Please don’t ask your friend or neighbor to sit you down and give you a lesson. Instead, seek out the people already teaching and learn from them. And then, the more you speak, the more you learn where your blind spots might be.

6. Educate others with compassion.

If you've done the work and are well versed in the subject, be open to helping others. Sometimes, people with the best intentions use the wrong words or don’t have the whole story.

Approach with love and curiosity.

You will do far better if you kindly, but firmly, educate others. The world will be a far better place if you learn to fight with people and not against them.

Discovering your voice, your influence, and your skills allows you to join hands with others and create common ground.

Together, we can send a strong and loud message to create lasting change.

Unity is key. Finding your voice is the first step. 

How to be most effective

It's important to learn where, how, and when you can use your unique voice to change the world for good.

I would venture to say that all human rights are important and impact our world.

Racism is important. Sex trafficking is important. Child abuse is important. Domestic violence is important. Homelessness is important. Hunger is important.

The list goes on and on. They are all important and need loud voices to bring to light the injustices we see every day.

Can you fight for all human rights? Maybe, but this can be overwhelming and non-productive.
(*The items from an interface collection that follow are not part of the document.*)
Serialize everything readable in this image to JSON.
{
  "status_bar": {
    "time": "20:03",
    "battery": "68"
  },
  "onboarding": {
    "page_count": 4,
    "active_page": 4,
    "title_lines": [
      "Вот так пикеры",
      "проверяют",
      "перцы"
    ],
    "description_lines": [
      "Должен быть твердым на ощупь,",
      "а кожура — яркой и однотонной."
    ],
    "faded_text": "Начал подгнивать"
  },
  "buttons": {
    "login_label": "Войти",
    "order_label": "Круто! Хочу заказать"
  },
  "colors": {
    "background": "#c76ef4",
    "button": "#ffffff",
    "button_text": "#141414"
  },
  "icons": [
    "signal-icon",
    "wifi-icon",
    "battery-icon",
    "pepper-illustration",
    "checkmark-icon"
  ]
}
You can care and be compassionate for all humans, but if everyone works together to choose one or two issues to devote their time and energy to, they would all be covered.

Your voice is a tool and you need to decide where your voice is most needed so that you can be the loudest and most effective for your cause.

RELATED: How To Be An Active Member In A Social Movement Without Harming Your Mental Health

Cherise Stewart is a marriage and family therapist who integrates faith, hope, and practical tools into everyday life. For more thoughts about love, faith, and travel, visit her website.